* Input data *
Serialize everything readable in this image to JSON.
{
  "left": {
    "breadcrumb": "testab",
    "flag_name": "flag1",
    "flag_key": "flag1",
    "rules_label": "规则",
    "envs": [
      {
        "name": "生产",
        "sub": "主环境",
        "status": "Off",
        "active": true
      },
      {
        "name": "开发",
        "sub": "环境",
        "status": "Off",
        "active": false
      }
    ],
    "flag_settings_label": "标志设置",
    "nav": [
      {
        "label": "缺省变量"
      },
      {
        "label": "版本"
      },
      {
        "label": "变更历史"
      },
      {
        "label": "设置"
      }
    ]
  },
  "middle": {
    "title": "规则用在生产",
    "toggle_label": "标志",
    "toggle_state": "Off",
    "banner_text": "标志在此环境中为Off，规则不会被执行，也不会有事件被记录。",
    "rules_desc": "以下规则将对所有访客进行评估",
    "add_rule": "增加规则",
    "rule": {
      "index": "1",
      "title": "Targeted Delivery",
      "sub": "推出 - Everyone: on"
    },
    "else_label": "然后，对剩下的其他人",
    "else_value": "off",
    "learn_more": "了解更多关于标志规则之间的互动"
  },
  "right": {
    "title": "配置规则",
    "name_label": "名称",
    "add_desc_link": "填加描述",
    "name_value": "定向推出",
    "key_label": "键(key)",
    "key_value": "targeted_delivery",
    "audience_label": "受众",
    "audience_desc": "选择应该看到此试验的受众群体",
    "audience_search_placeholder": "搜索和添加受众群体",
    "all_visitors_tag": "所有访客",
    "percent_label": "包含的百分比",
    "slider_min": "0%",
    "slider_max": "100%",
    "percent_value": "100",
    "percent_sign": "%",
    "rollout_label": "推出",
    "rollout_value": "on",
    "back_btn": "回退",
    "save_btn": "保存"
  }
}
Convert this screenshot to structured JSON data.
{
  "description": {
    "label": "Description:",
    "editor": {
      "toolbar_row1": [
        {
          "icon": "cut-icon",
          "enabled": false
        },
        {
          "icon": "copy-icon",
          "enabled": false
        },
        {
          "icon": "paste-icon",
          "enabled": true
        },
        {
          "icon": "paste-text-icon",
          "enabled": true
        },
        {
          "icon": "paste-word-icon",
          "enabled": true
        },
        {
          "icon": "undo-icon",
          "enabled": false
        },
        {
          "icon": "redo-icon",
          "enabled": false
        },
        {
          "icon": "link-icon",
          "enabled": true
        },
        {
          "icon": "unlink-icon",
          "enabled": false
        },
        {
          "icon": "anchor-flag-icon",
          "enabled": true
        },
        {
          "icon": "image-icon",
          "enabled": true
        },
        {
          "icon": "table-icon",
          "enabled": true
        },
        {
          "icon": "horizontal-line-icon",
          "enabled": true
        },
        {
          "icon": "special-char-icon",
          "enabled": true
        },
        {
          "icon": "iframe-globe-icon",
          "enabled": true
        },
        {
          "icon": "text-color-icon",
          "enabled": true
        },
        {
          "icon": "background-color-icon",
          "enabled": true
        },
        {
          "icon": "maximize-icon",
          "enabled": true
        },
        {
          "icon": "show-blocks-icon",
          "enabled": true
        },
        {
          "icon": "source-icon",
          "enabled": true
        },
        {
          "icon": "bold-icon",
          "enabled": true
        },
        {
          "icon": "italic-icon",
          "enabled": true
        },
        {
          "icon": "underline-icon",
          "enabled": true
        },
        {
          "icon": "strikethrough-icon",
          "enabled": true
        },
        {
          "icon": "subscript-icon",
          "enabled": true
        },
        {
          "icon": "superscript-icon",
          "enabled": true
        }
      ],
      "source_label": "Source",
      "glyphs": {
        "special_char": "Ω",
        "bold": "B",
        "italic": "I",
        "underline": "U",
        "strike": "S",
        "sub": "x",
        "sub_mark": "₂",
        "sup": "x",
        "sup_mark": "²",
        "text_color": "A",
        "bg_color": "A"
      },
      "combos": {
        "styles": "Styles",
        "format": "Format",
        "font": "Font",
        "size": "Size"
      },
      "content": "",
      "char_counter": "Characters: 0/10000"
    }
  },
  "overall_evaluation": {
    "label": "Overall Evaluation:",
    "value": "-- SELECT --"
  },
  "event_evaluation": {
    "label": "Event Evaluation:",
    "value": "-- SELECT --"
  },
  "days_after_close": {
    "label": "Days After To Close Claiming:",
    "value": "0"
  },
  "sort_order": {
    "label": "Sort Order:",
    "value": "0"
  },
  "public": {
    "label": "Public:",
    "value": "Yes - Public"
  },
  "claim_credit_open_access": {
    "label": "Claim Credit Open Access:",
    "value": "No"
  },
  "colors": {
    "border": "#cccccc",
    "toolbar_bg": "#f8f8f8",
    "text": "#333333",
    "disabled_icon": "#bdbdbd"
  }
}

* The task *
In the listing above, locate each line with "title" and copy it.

* Task answer *
    "title": "规则用在生产",
      "title": "Targeted Delivery",
    "title": "配置规则",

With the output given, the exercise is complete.